- WORK INSTRUCTION -
Nothing but the text of the listing, repeated exactly, belongs in the answer; leave the images out.

- EXERCISE INPUT -
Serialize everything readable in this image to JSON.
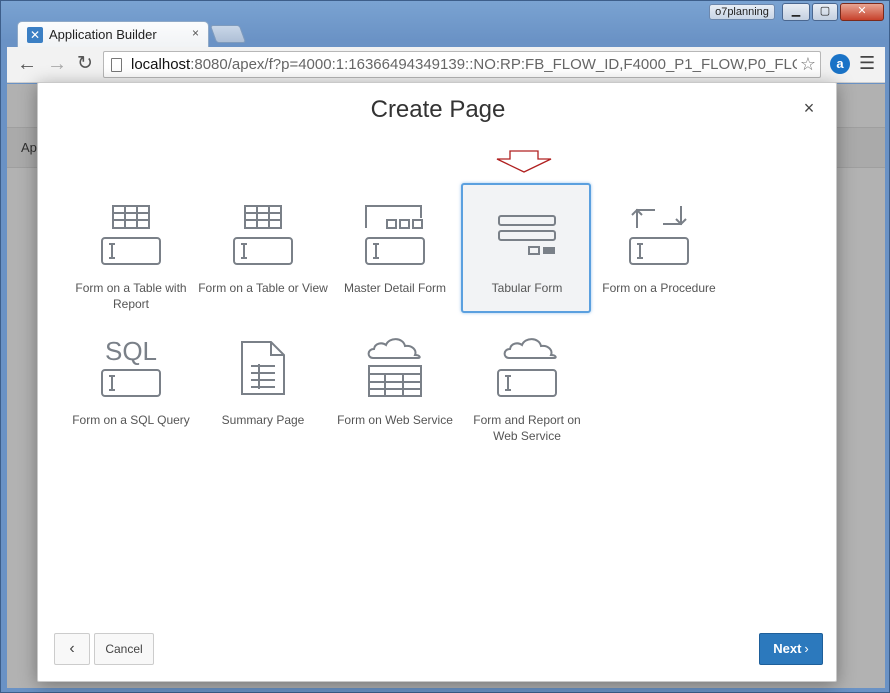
{
  "browser": {
    "tab_title": "Application Builder",
    "tab_close": "×",
    "user_badge": "o7planning",
    "window_controls": {
      "minimize": "▁",
      "maximize": "▢",
      "close": "✕"
    },
    "url_host": "localhost",
    "url_rest": ":8080/apex/f?p=4000:1:16366494349139::NO:RP:FB_FLOW_ID,F4000_P1_FLOW,P0_FLO",
    "icons": [
      "back-icon",
      "forward-icon",
      "reload-icon",
      "page-icon",
      "star-icon",
      "extension-icon",
      "menu-icon"
    ]
  },
  "background_page": {
    "crumb": "Ap"
  },
  "dialog": {
    "title": "Create Page",
    "close": "×",
    "tiles": [
      {
        "label": "Form on a Table with Report",
        "icon": "table-form-icon",
        "selected": false
      },
      {
        "label": "Form on a Table or View",
        "icon": "table-form-icon",
        "selected": false
      },
      {
        "label": "Master Detail Form",
        "icon": "master-detail-icon",
        "selected": false
      },
      {
        "label": "Tabular Form",
        "icon": "tabular-form-icon",
        "selected": true
      },
      {
        "label": "Form on a Procedure",
        "icon": "procedure-form-icon",
        "selected": false
      },
      {
        "label": "Form on a SQL Query",
        "icon": "sql-form-icon",
        "selected": false
      },
      {
        "label": "Summary Page",
        "icon": "document-icon",
        "selected": false
      },
      {
        "label": "Form on Web Service",
        "icon": "cloud-table-icon",
        "selected": false
      },
      {
        "label": "Form and Report on Web Service",
        "icon": "cloud-form-icon",
        "selected": false
      }
    ],
    "sql_text": "SQL",
    "buttons": {
      "previous": "‹",
      "cancel": "Cancel",
      "next": "Next",
      "next_chevron": "›"
    }
  },
  "colors": {
    "accent": "#2c79bd",
    "selected_border": "#5ba0df",
    "icon_stroke": "#7a8088",
    "annotation_arrow": "#b02020"
  }
}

- TASK ANSWER -
Serialize everything readable in this image to JSON.
{
  "browser": {
    "tab_title": "Application Builder",
    "tab_close": "×",
    "user_badge": "o7planning",
    "window_controls": {
      "minimize": "▁",
      "maximize": "▢",
      "close": "✕"
    },
    "url_host": "localhost",
    "url_rest": ":8080/apex/f?p=4000:1:16366494349139::NO:RP:FB_FLOW_ID,F4000_P1_FLOW,P0_FLO",
    "icons": [
      "back-icon",
      "forward-icon",
      "reload-icon",
      "page-icon",
      "star-icon",
      "extension-icon",
      "menu-icon"
    ]
  },
  "background_page": {
    "crumb": "Ap"
  },
  "dialog": {
    "title": "Create Page",
    "close": "×",
    "tiles": [
      {
        "label": "Form on a Table with Report",
        "icon": "table-form-icon",
        "selected": false
      },
      {
        "label": "Form on a Table or View",
        "icon": "table-form-icon",
        "selected": false
      },
      {
        "label": "Master Detail Form",
        "icon": "master-detail-icon",
        "selected": false
      },
      {
        "label": "Tabular Form",
        "icon": "tabular-form-icon",
        "selected": true
      },
      {
        "label": "Form on a Procedure",
        "icon": "procedure-form-icon",
        "selected": false
      },
      {
        "label": "Form on a SQL Query",
        "icon": "sql-form-icon",
        "selected": false
      },
      {
        "label": "Summary Page",
        "icon": "document-icon",
        "selected": false
      },
      {
        "label": "Form on Web Service",
        "icon": "cloud-table-icon",
        "selected": false
      },
      {
        "label": "Form and Report on Web Service",
        "icon": "cloud-form-icon",
        "selected": false
      }
    ],
    "sql_text": "SQL",
    "buttons": {
      "previous": "‹",
      "cancel": "Cancel",
      "next": "Next",
      "next_chevron": "›"
    }
  },
  "colors": {
    "accent": "#2c79bd",
    "selected_border": "#5ba0df",
    "icon_stroke": "#7a8088",
    "annotation_arrow": "#b02020"
  }
}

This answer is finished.